Macarons can be (and have been) filled with just about anything. Favorite fillings include buttercreams, ganaches, and jams. We are filling ours with lemon curd because those are The Fiance’s favorite and I like making her smile. We are simply going to spread or pipe the filling onto the flat side of one macaron and sandwich it with another. Here comes the hard part. We are then going to let them sit for a day before eating them. Yes, you can eat some right now, but they won’t be as good. The balance of textures in fresh macarons is just off. The outside tends to be thick and brittle, the inside gummy. Letting them sit for a day, allows the moisture content to distribute evenly, giving the shells a delicate crispness and the inside a perfect chew. Just wrap well and put in the fridge. Last step, enjoy a perfect bite of sexy. Happy cooking.
1. While pronounced almost identically by my unsophisticated, hillbilly tongue, hearing “macaron” said in proper French is an immediate indication that you’re about to taste something delicious.
2. Midwesterns will undoubtedly have a variety of fairly similar dishes that they grew-up on.

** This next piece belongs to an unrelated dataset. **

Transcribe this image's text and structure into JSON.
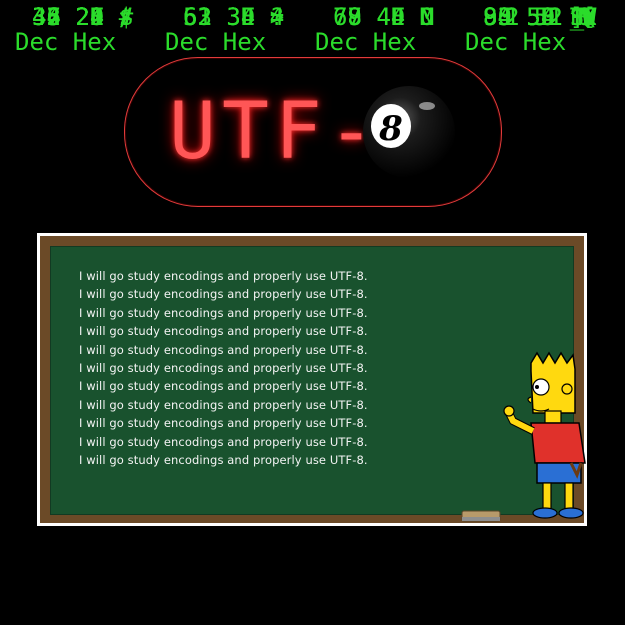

3. The plastic pieces designed to hold the tip on a pastry bag.